MOTOR DEALERS DISAPPOINTED EXPECTED UPTICK IN SALES DID NOT OCCUR WITH MOVE TO LEVEL 2 LOCKDOWN

There was an expectation in the minds of most new vehicle dealers in South Africa that there would be an improvement in the sales rate, as the country moved to Level Two Lockdown rules, with opportunities for increased social involvement.

However, this did not occur and the recently released new vehicle sales figures for August, distributed by NAAMSA, show a market that remains fairly stagnant. The overall market (all channels) declined by 11,969 units or 26.3% from the previous August 2019.

There was a slight increase in sales through the dealer channel of 1,003 new vehicles in August, compared to July 2020, but sales of passenger cars through dealers still declined 15.9% year-on-year, compared to a fall of 18.7% in July, while sales of light commercial vehicles were 21.1% lower than August last year against a decrease of 17.1% in July.

New vehicle sales through the dealer channel in August amounted to 30,875 units, which made up 92% of the total market of 33 815 units. A major reason for this high percentage is that sales to rental fleet, which have long been a positive factor for the total market, have virtually disappeared as the rental business has decreased substantially.
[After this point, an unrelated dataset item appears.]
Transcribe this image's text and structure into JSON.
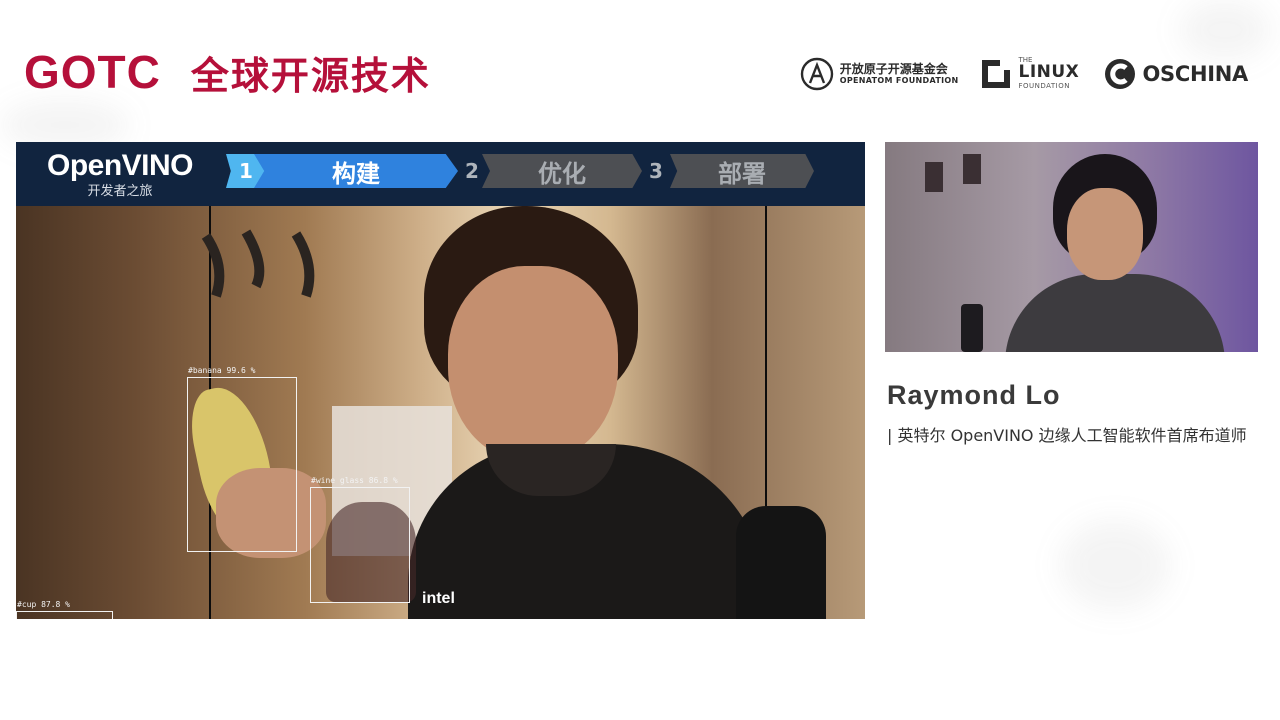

Dealer sales on a year-to-date basis, after eight months of 2020, underline the tough market conditions with dealer sales down 32.5% from 288 600 units in 2019 to 194 892 this year. A ray of light came in the medium and heavy commercial vehicle segments, which all showed some growth in August. However, a factor here is the opening of more licencing departments across the country under Level Two, as well as movement being allowed between provinces.

“We don’t anticipate that we will see any marked recovery any time soon. This is probably our new normal for a while,” explained Mark Dommisse, Chairperson of the National Automobile Dealers’ Association (NADA).

“Many of our potential buyers, be they businesses or members of the public, remain under massive financial pressure while also facing the unknown in terms of future business and employment prospects. Relatively few are in a position to commit to vehicle repayments over increasingly longer periods.

“We trust that the SA Reserve Bank keeps interest rates low for an extended period of a least two years to enable markets to recover. This could form one of the major building blocks for the government as they look to stimulate the economy. Inflation remains low, but there are noticeable increases in household expenses and fuel costs, all of which will have an inflationary impact in the short to medium term.

“As an industry, we realise that the difficult times will continue, and we must plan around the changed economic scenario. Motor traders in South Africa have been a resilient group when facing setbacks in the past and we remain optimistic in the longer term,” concluded Dommisse.

NADA is a proud member of the RMI.